## [Exercise details]
Your copy should repeat each record exactly and contain none of the pictures.

## [Supplied records]
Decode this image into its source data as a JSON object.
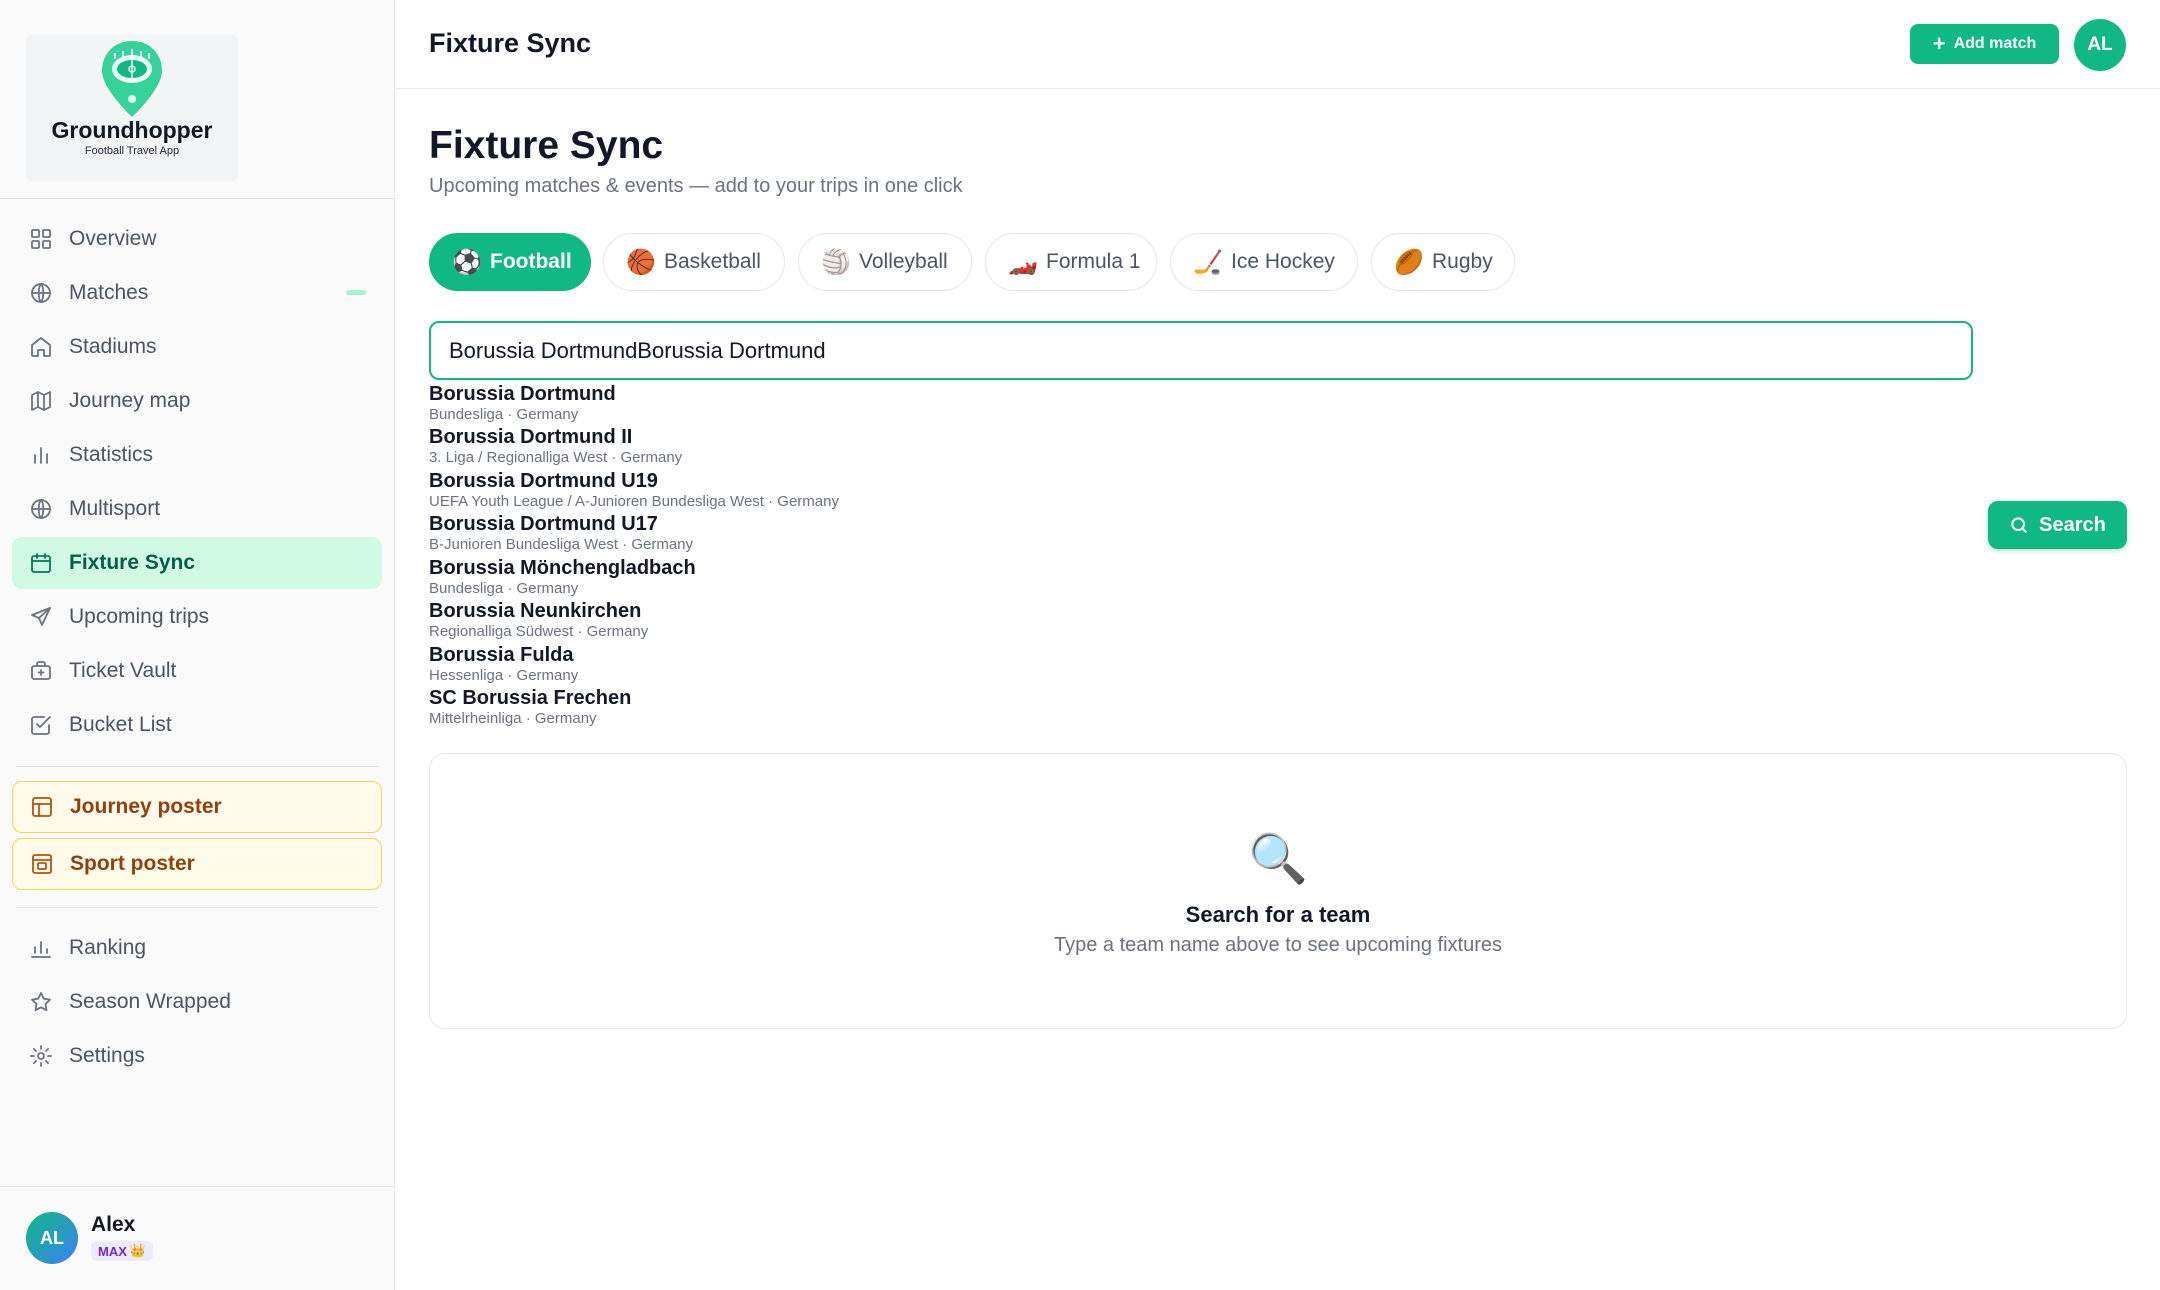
{
  "brand": {
    "name": "Groundhopper",
    "tagline": "Football Travel App"
  },
  "nav": [
    {
      "label": "Overview",
      "icon": "grid-icon"
    },
    {
      "label": "Matches",
      "icon": "globe-icon"
    },
    {
      "label": "Stadiums",
      "icon": "home-icon"
    },
    {
      "label": "Journey map",
      "icon": "map-icon"
    },
    {
      "label": "Statistics",
      "icon": "bar-chart-icon"
    },
    {
      "label": "Multisport",
      "icon": "globe-icon"
    },
    {
      "label": "Fixture Sync",
      "icon": "calendar-icon",
      "active": true
    },
    {
      "label": "Upcoming trips",
      "icon": "send-icon"
    },
    {
      "label": "Ticket Vault",
      "icon": "ticket-icon"
    },
    {
      "label": "Bucket List",
      "icon": "checkbox-icon"
    }
  ],
  "posters": [
    {
      "label": "Journey poster",
      "icon": "layout-icon"
    },
    {
      "label": "Sport poster",
      "icon": "image-icon"
    }
  ],
  "nav_bottom": [
    {
      "label": "Ranking",
      "icon": "bar-chart-icon"
    },
    {
      "label": "Season Wrapped",
      "icon": "star-icon"
    },
    {
      "label": "Settings",
      "icon": "gear-icon"
    }
  ],
  "user": {
    "initials": "AL",
    "name": "Alex",
    "plan": "MAX",
    "plan_icon": "👑"
  },
  "topbar": {
    "title": "Fixture Sync",
    "add_label": "Add match",
    "avatar_initials": "AL"
  },
  "page": {
    "title": "Fixture Sync",
    "subtitle": "Upcoming matches & events — add to your trips in one click"
  },
  "sports": [
    {
      "label": "Football",
      "emoji": "⚽",
      "active": true
    },
    {
      "label": "Basketball",
      "emoji": "🏀"
    },
    {
      "label": "Volleyball",
      "emoji": "🏐"
    },
    {
      "label": "Formula 1",
      "emoji": "🏎️"
    },
    {
      "label": "Ice Hockey",
      "emoji": "🏒"
    },
    {
      "label": "Rugby",
      "emoji": "🏉"
    }
  ],
  "search": {
    "value": "Borussia DortmundBorussia Dortmund",
    "button_label": "Search"
  },
  "suggestions": [
    {
      "name": "Borussia Dortmund",
      "meta": "Bundesliga · Germany"
    },
    {
      "name": "Borussia Dortmund II",
      "meta": "3. Liga / Regionalliga West · Germany"
    },
    {
      "name": "Borussia Dortmund U19",
      "meta": "UEFA Youth League / A-Junioren Bundesliga West · Germany"
    },
    {
      "name": "Borussia Dortmund U17",
      "meta": "B-Junioren Bundesliga West · Germany"
    },
    {
      "name": "Borussia Mönchengladbach",
      "meta": "Bundesliga · Germany"
    },
    {
      "name": "Borussia Neunkirchen",
      "meta": "Regionalliga Südwest · Germany"
    },
    {
      "name": "Borussia Fulda",
      "meta": "Hessenliga · Germany"
    },
    {
      "name": "SC Borussia Frechen",
      "meta": "Mittelrheinliga · Germany"
    }
  ],
  "empty": {
    "icon": "🔍",
    "title": "Search for a team",
    "subtitle": "Type a team name above to see upcoming fixtures"
  },
  "colors": {
    "accent": "#10b981",
    "active_bg": "#d1fae5",
    "poster_bg": "#fffbeb",
    "poster_border": "#fcd34d"
  }
}
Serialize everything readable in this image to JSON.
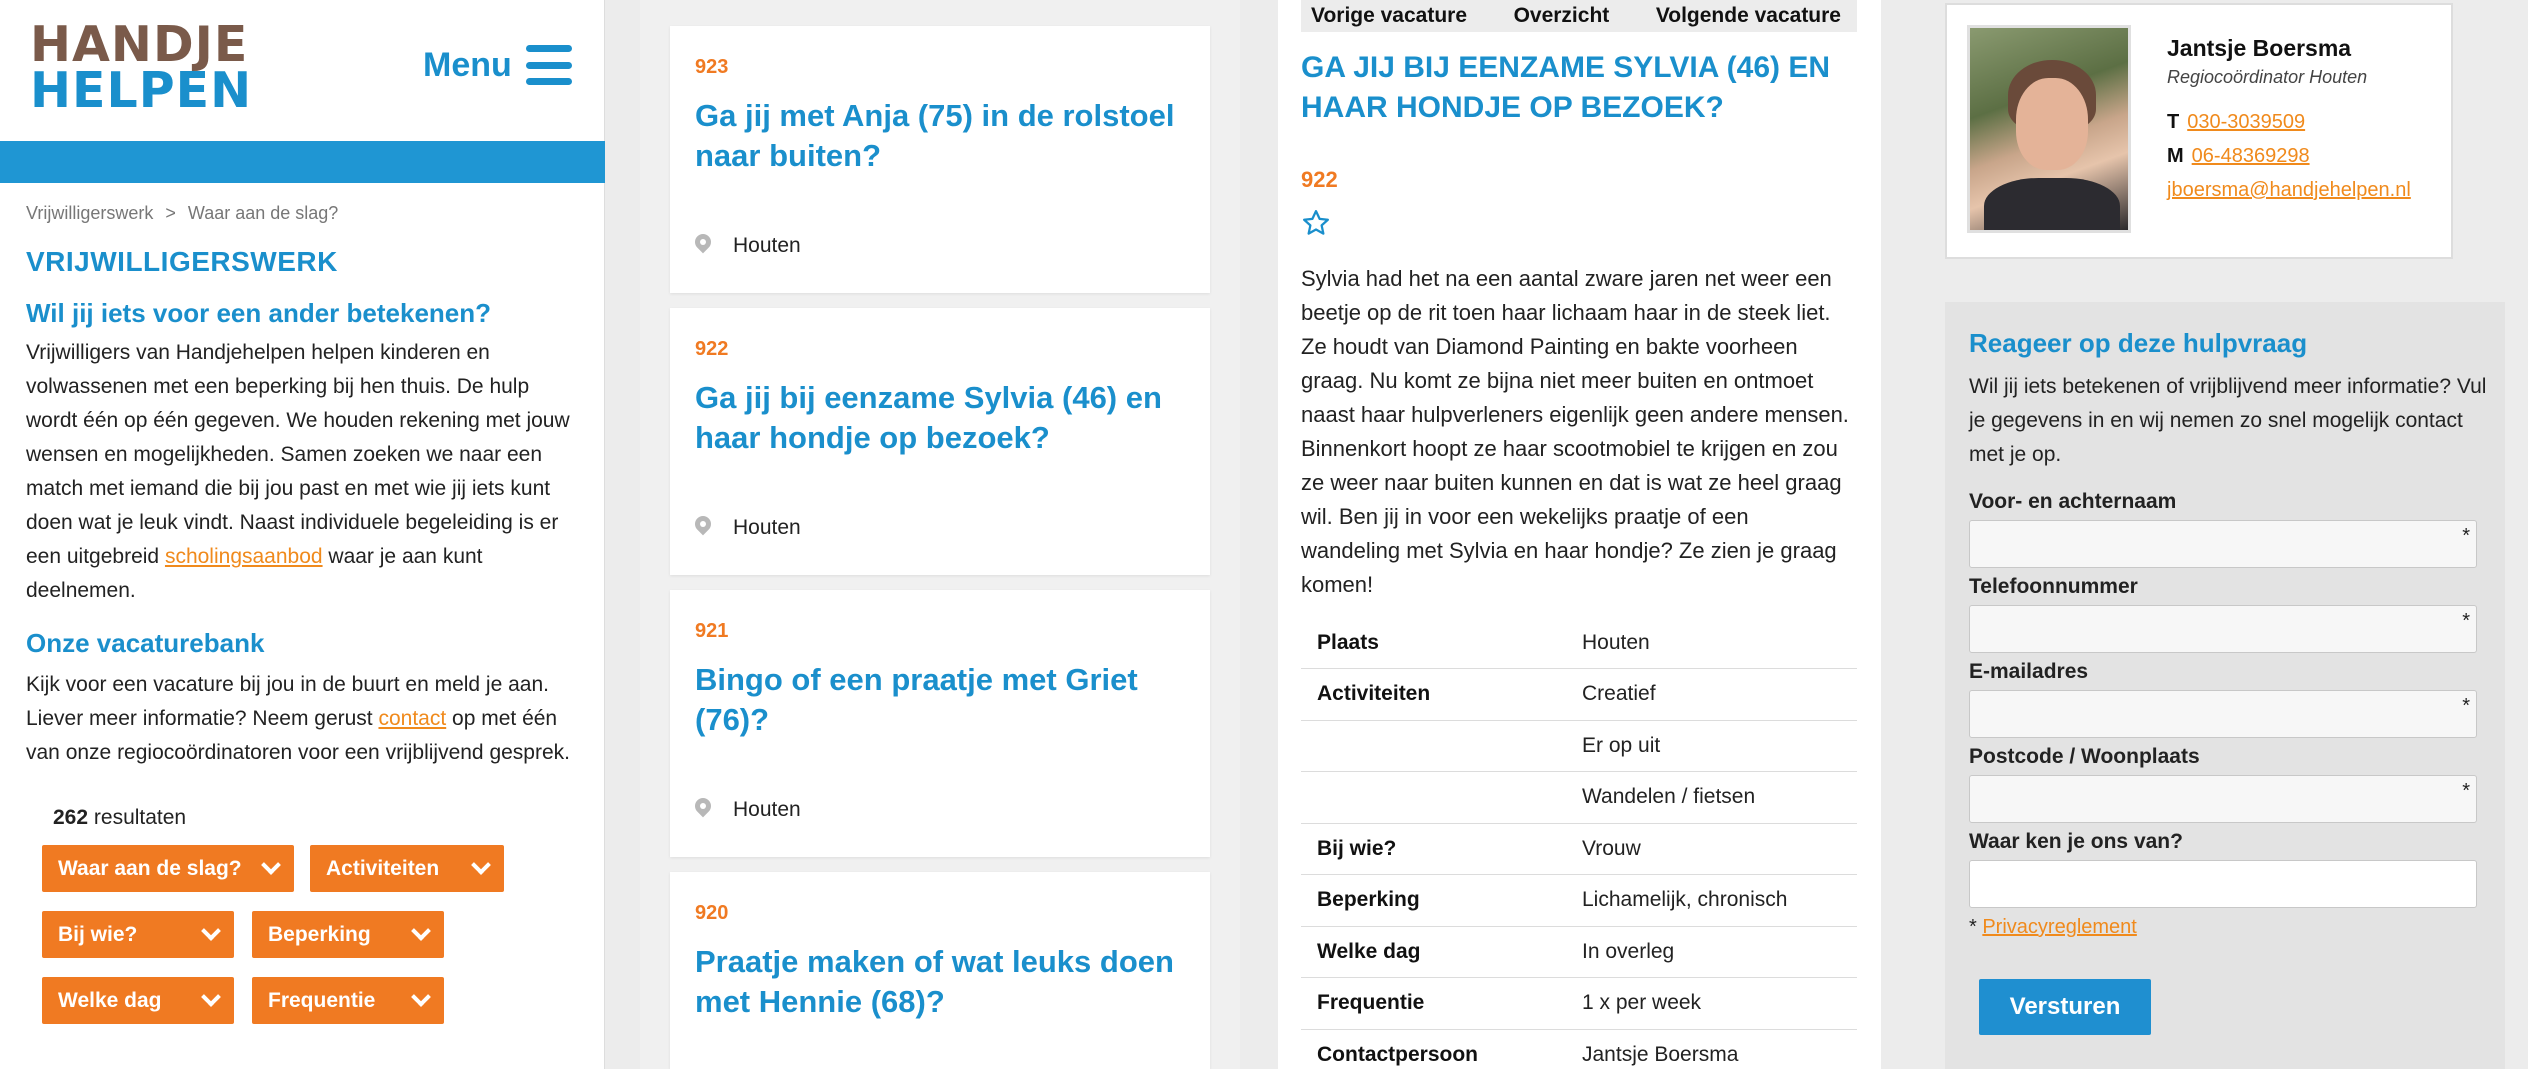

## [Result]
Decode this image into its source data as a JSON object.
{
  "brand": {
    "name": "Groundhopper",
    "tagline": "Football Travel App"
  },
  "nav": [
    {
      "label": "Overview",
      "icon": "grid-icon"
    },
    {
      "label": "Matches",
      "icon": "globe-icon"
    },
    {
      "label": "Stadiums",
      "icon": "home-icon"
    },
    {
      "label": "Journey map",
      "icon": "map-icon"
    },
    {
      "label": "Statistics",
      "icon": "bar-chart-icon"
    },
    {
      "label": "Multisport",
      "icon": "globe-icon"
    },
    {
      "label": "Fixture Sync",
      "icon": "calendar-icon",
      "active": true
    },
    {
      "label": "Upcoming trips",
      "icon": "send-icon"
    },
    {
      "label": "Ticket Vault",
      "icon": "ticket-icon"
    },
    {
      "label": "Bucket List",
      "icon": "checkbox-icon"
    }
  ],
  "posters": [
    {
      "label": "Journey poster",
      "icon": "layout-icon"
    },
    {
      "label": "Sport poster",
      "icon": "image-icon"
    }
  ],
  "nav_bottom": [
    {
      "label": "Ranking",
      "icon": "bar-chart-icon"
    },
    {
      "label": "Season Wrapped",
      "icon": "star-icon"
    },
    {
      "label": "Settings",
      "icon": "gear-icon"
    }
  ],
  "user": {
    "initials": "AL",
    "name": "Alex",
    "plan": "MAX",
    "plan_icon": "👑"
  },
  "topbar": {
    "title": "Fixture Sync",
    "add_label": "Add match",
    "avatar_initials": "AL"
  },
  "page": {
    "title": "Fixture Sync",
    "subtitle": "Upcoming matches & events — add to your trips in one click"
  },
  "sports": [
    {
      "label": "Football",
      "emoji": "⚽",
      "active": true
    },
    {
      "label": "Basketball",
      "emoji": "🏀"
    },
    {
      "label": "Volleyball",
      "emoji": "🏐"
    },
    {
      "label": "Formula 1",
      "emoji": "🏎️"
    },
    {
      "label": "Ice Hockey",
      "emoji": "🏒"
    },
    {
      "label": "Rugby",
      "emoji": "🏉"
    }
  ],
  "search": {
    "value": "Borussia DortmundBorussia Dortmund",
    "button_label": "Search"
  },
  "suggestions": [
    {
      "name": "Borussia Dortmund",
      "meta": "Bundesliga · Germany"
    },
    {
      "name": "Borussia Dortmund II",
      "meta": "3. Liga / Regionalliga West · Germany"
    },
    {
      "name": "Borussia Dortmund U19",
      "meta": "UEFA Youth League / A-Junioren Bundesliga West · Germany"
    },
    {
      "name": "Borussia Dortmund U17",
      "meta": "B-Junioren Bundesliga West · Germany"
    },
    {
      "name": "Borussia Mönchengladbach",
      "meta": "Bundesliga · Germany"
    },
    {
      "name": "Borussia Neunkirchen",
      "meta": "Regionalliga Südwest · Germany"
    },
    {
      "name": "Borussia Fulda",
      "meta": "Hessenliga · Germany"
    },
    {
      "name": "SC Borussia Frechen",
      "meta": "Mittelrheinliga · Germany"
    }
  ],
  "empty": {
    "icon": "🔍",
    "title": "Search for a team",
    "subtitle": "Type a team name above to see upcoming fixtures"
  },
  "colors": {
    "accent": "#10b981",
    "active_bg": "#d1fae5",
    "poster_bg": "#fffbeb",
    "poster_border": "#fcd34d"
  }
}
Serialize everything readable in this image to JSON.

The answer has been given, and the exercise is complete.